He once challenged the whole class to a bet about cannibal chickens – which he won and pocketed his winnings.
He was a regular visitor to Eastern Europe in the days of the Iron Curtain and one of his claims to fame was that he was one of only two men in the town who could speak Polish. Since the expansion of the European Union and the movement of labour from east to west I’m sure the town has at least a few dozen Polish speakers these days.

Since retiring from teaching he’s become a prominent spokesman for minority rights. An interesting career move to say the least.

Such was his influence on a generation of pupils that the former head boy Sean Daly at the 1993 prize-giving night paid tribute to “our swimming French teacher who has since followed in a different dimension”.

Killerball
At this time one of the popular playground games was the rather sadistic and violent “killerball”, a variation on the less harmful game of handball. About 20 boys would stand beside the wall of the school. A small rubber ball would be thrown against the wall with great force. If it hit you on the rebound you would get a kicking. It was the element of living dangerously that appealed, something that many of us would get addicted to over the coming years. But that’s another story altogether…

Ireland not so Keane on Ireland (or Ireland opens his Trapp)

Move over Natalie Portman... Stephen Ireland auditions for the part of a ballerina in Black Swan

Hidden amidst all the cricket coverage (now suddenly Ireland’s most popular sport for some reason) in the sports pages of today’s Irish Times is a report on an eye-openingly frank interview with Newcastle and former Rep of Ireland midfielder, the improbably named Stephen Ireland, “Ireland goes on the attack”, page 23.
Well, a good many years ago I remember the manager of the Welsh football team was called Mike England, but as the smaller less talented still alive half of the Two Ronnies used to say “I digress”.

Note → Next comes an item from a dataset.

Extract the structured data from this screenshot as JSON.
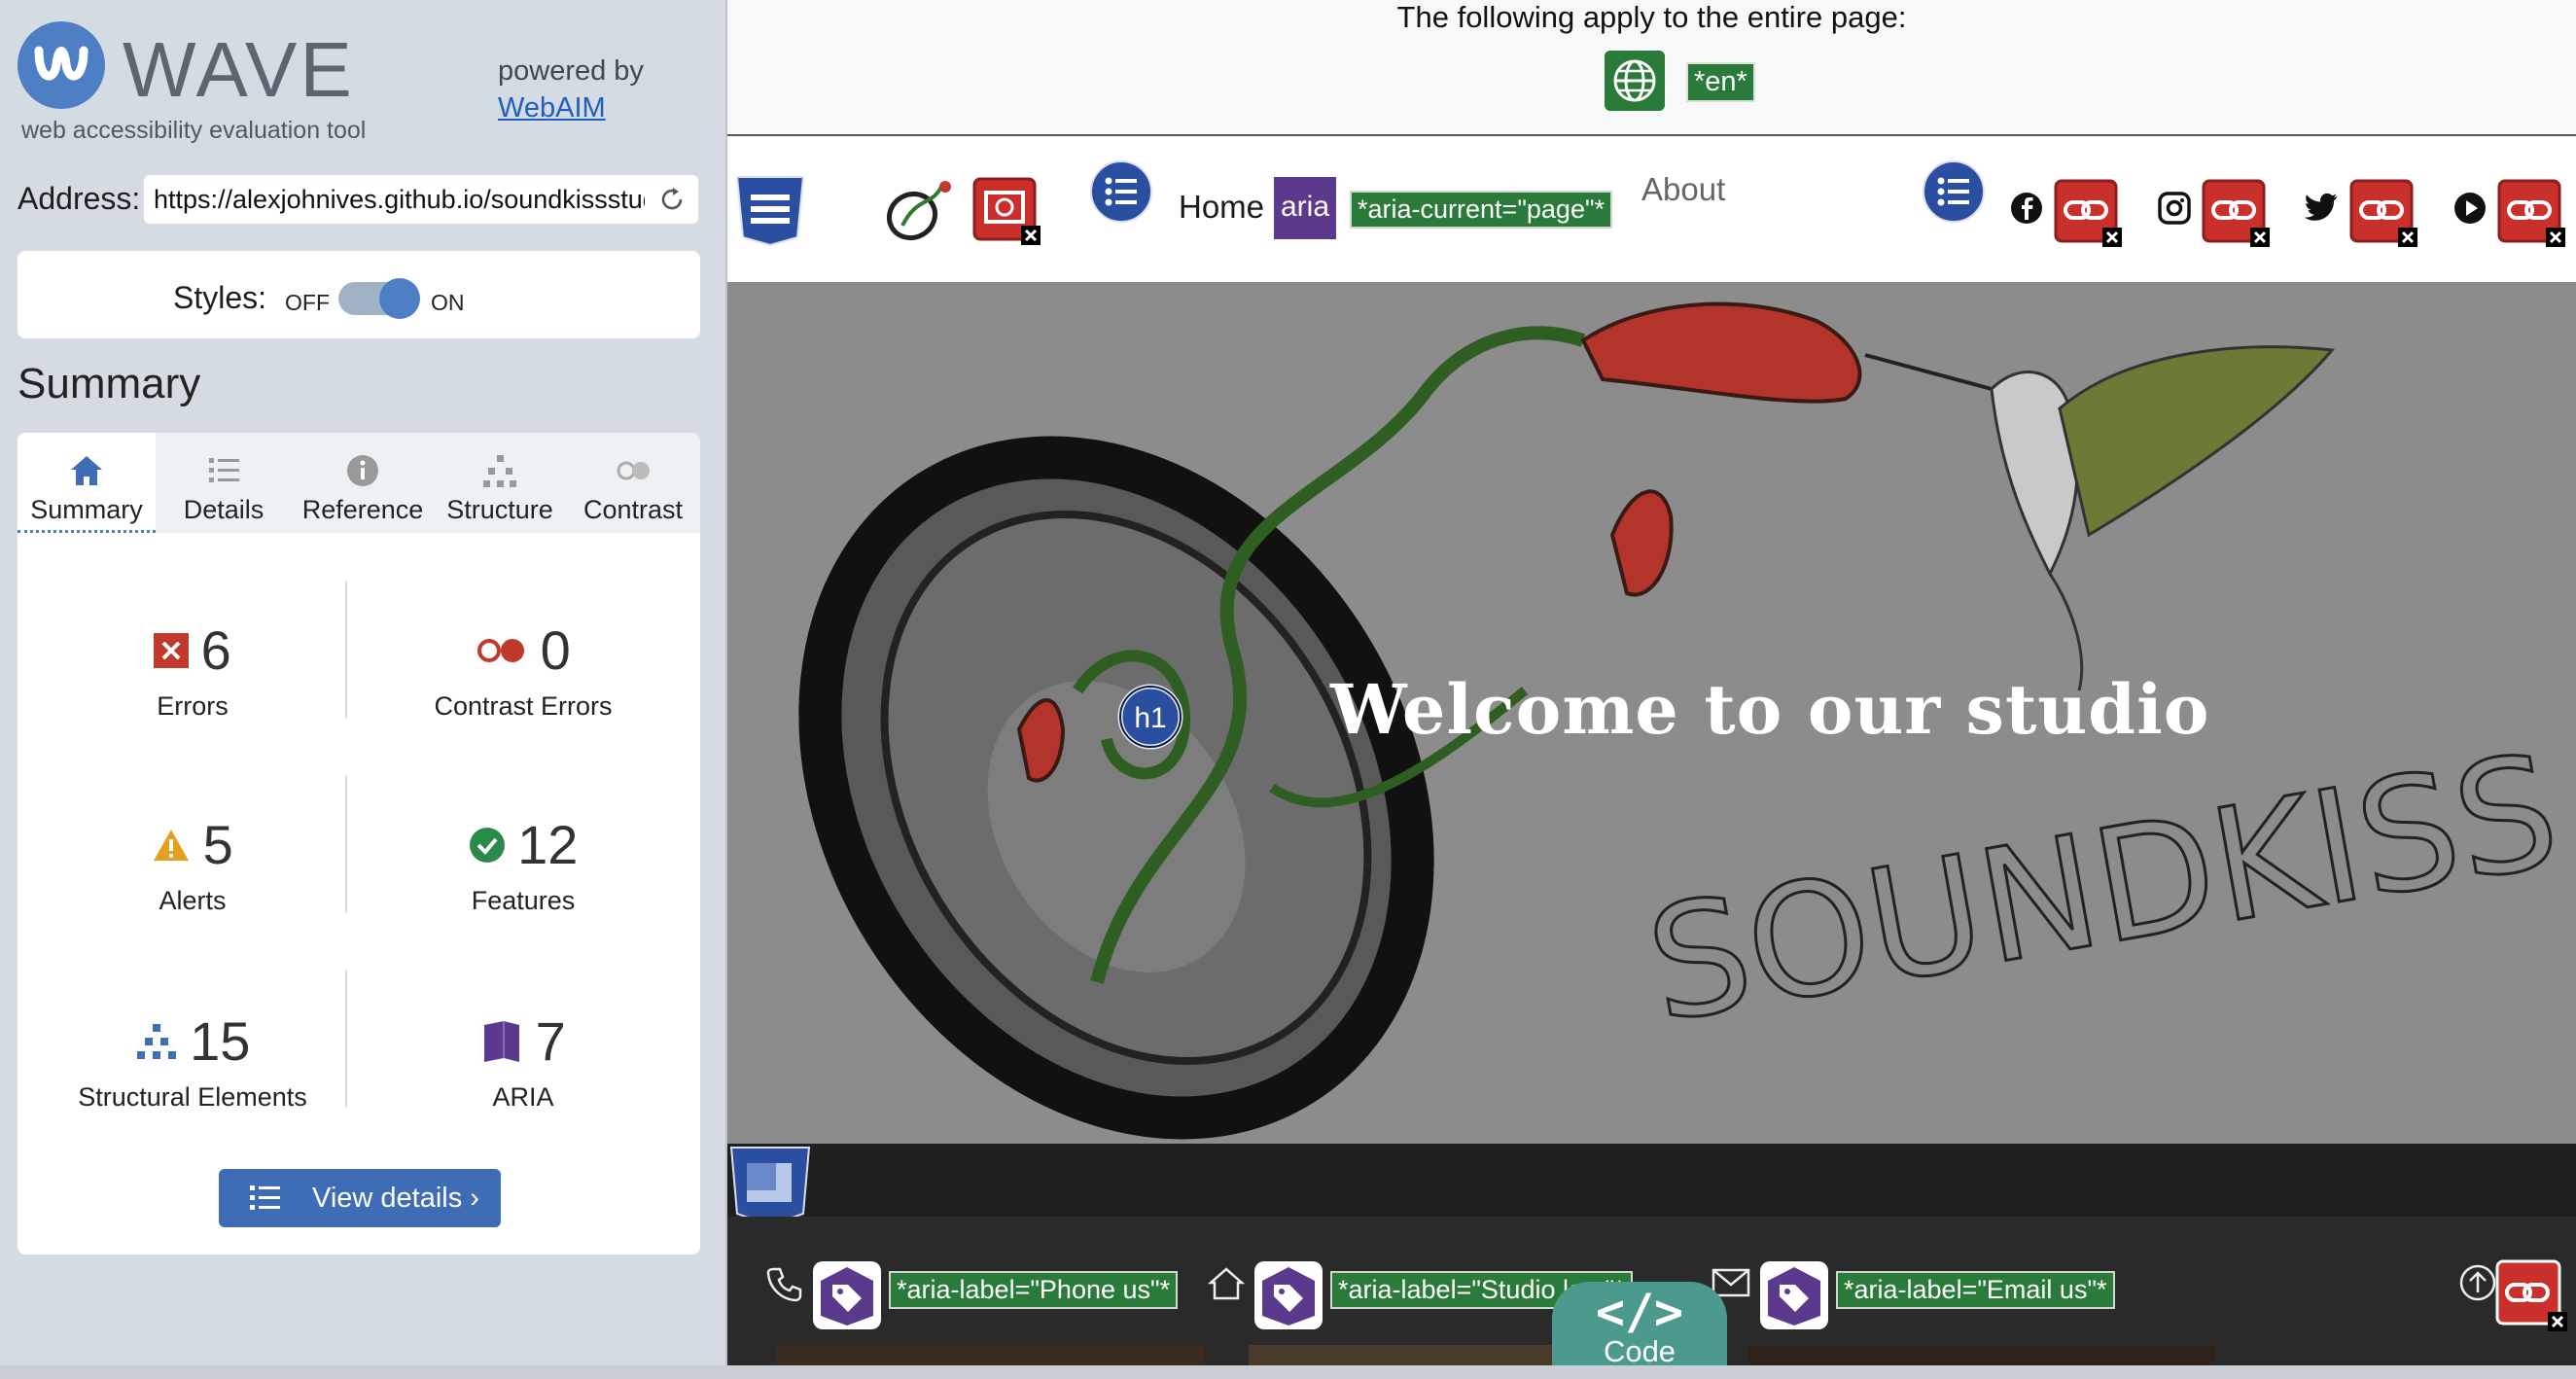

Ireland (the footballer not the country) famously courted controversy a few years when he told the Rep of Ireland manager Giovanni Trappatoni he was unable to play in the forthcoming international fixture as his grandmother had just died.
It soon emerged that the old lady in question was actually very much alive and young Stephen was in fact telling a massive porky pie just to get out of playing in the match.
What is it with Irish soccer players and grannies? Not so long ago, there were few players on the team with Irish accents, but they could all claim at least one Irish granny.

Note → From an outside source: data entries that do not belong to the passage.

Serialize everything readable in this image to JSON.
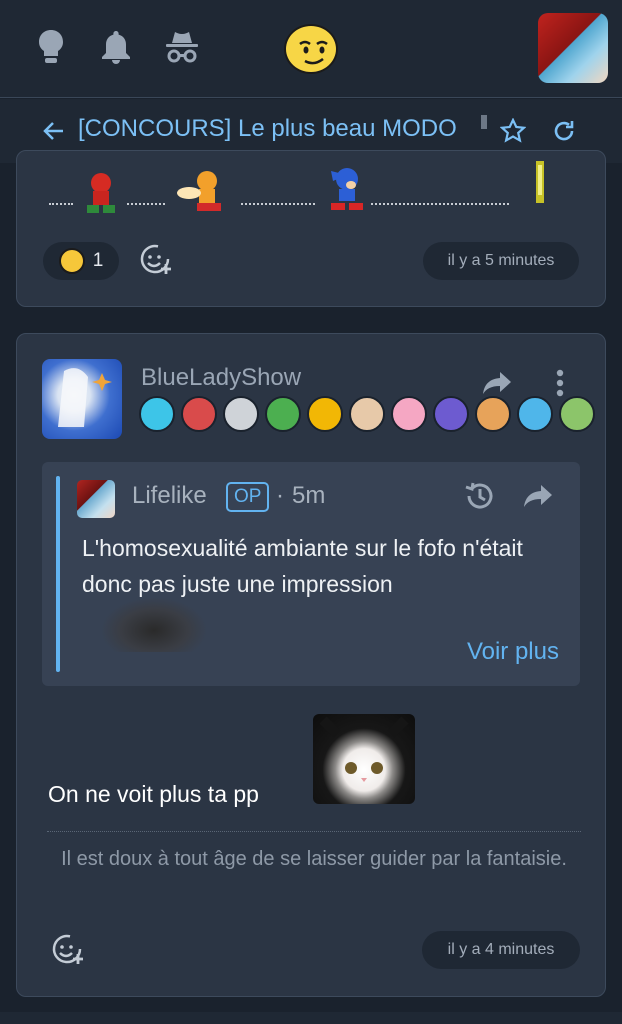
{
  "topbar": {
    "icons": [
      "lightbulb-icon",
      "bell-icon",
      "incognito-icon"
    ],
    "mood_icon": "smirking-face-icon"
  },
  "header": {
    "title": "[CONCOURS] Le plus beau MODO",
    "back_icon": "arrow-left-icon",
    "star_icon": "star-outline-icon",
    "refresh_icon": "refresh-icon"
  },
  "post1": {
    "reaction": {
      "icon": "laughing-tears-emoji",
      "count": "1"
    },
    "add_reaction_icon": "add-reaction-icon",
    "time": "il y a 5 minutes"
  },
  "post2": {
    "author": "BlueLadyShow",
    "badges_colors": [
      "#3dc5e8",
      "#d94b4b",
      "#cfd3d8",
      "#4caf50",
      "#f2b705",
      "#e7c9a9",
      "#f5a7c3",
      "#6d5bd0",
      "#e7a35a",
      "#4fb6ea",
      "#8cc56a"
    ],
    "quote": {
      "author": "Lifelike",
      "op_label": "OP",
      "separator": "·",
      "time": "5m",
      "text": "L'homosexualité ambiante sur le fofo n'était donc pas juste une impression",
      "more_label": "Voir plus"
    },
    "body": "On ne voit plus ta pp",
    "signature": "Il est doux à tout âge de se laisser guider par la fantaisie.",
    "add_reaction_icon": "add-reaction-icon",
    "time": "il y a 4 minutes"
  }
}
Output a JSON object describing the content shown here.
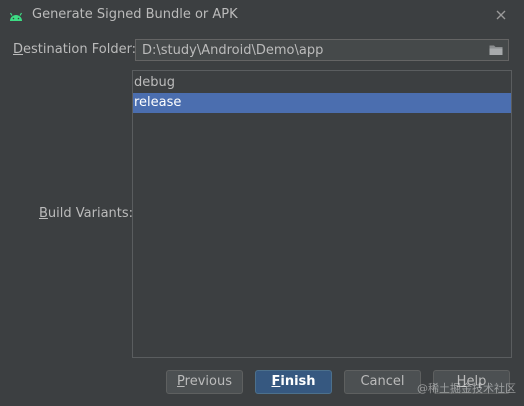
{
  "window": {
    "title": "Generate Signed Bundle or APK"
  },
  "destination": {
    "label_mnemonic": "D",
    "label_rest": "estination Folder:",
    "path": "D:\\study\\Android\\Demo\\app"
  },
  "variants": {
    "label_mnemonic": "B",
    "label_rest": "uild Variants:",
    "items": [
      "debug",
      "release"
    ],
    "selected": "release"
  },
  "buttons": {
    "previous_mnemonic": "P",
    "previous_rest": "revious",
    "finish_mnemonic": "F",
    "finish_rest": "inish",
    "cancel": "Cancel",
    "help_mnemonic": "H",
    "help_rest": "elp"
  },
  "watermark": "@稀土掘金技术社区",
  "colors": {
    "background": "#3c3f41",
    "selection": "#4b6eaf",
    "primary_button": "#365880",
    "android_green": "#3ddc84"
  },
  "icons": {
    "title_icon": "android-icon",
    "close": "close-icon",
    "browse": "folder-icon"
  }
}
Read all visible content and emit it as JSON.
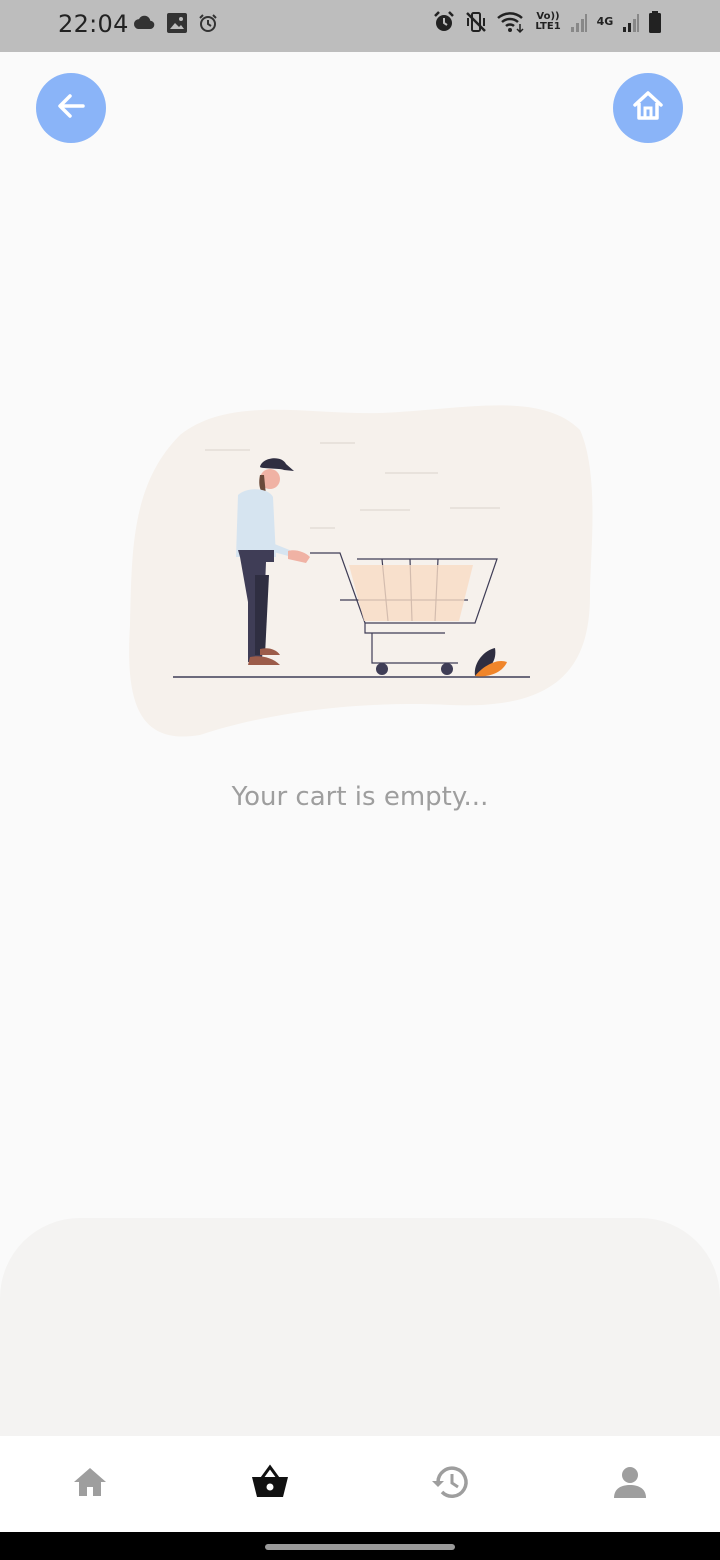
{
  "status_bar": {
    "time": "22:04",
    "volte_label": "Vo)) LTE1",
    "network_label": "4G",
    "left_icons": [
      "cloud-icon",
      "image-icon",
      "alarm-icon"
    ],
    "right_icons": [
      "alarm-icon",
      "vibrate-mute-icon",
      "wifi-icon",
      "signal-icon",
      "battery-icon"
    ]
  },
  "header": {
    "back_icon": "arrow-left-icon",
    "home_icon": "home-icon",
    "fab_color": "#8ab4f8"
  },
  "main": {
    "empty_message": "Your cart is empty..."
  },
  "bottom_nav": {
    "items": [
      {
        "icon": "home-icon",
        "active": false
      },
      {
        "icon": "basket-icon",
        "active": true
      },
      {
        "icon": "history-icon",
        "active": false
      },
      {
        "icon": "profile-icon",
        "active": false
      }
    ],
    "active_color": "#111111",
    "inactive_color": "#9e9e9e"
  }
}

In this interview Ireland makes clear his views on Ireland – both the team (the southern one that is) and the country. His criticism of “foreign managers” in the interview is interesting, (“they’re no good” he says), but I’d love to see him saying that to Jack Charlton’s face.

So here we have a tattooed outspoken footballer from Cork who likes to speak his mind with brutal honesty, who once plied his trade with an expensive Premiere League club in Manchester before moving to a less successful club in the north-east of England, but refuses to play for his national team and has a pop at the manager – it sounds all too familiar…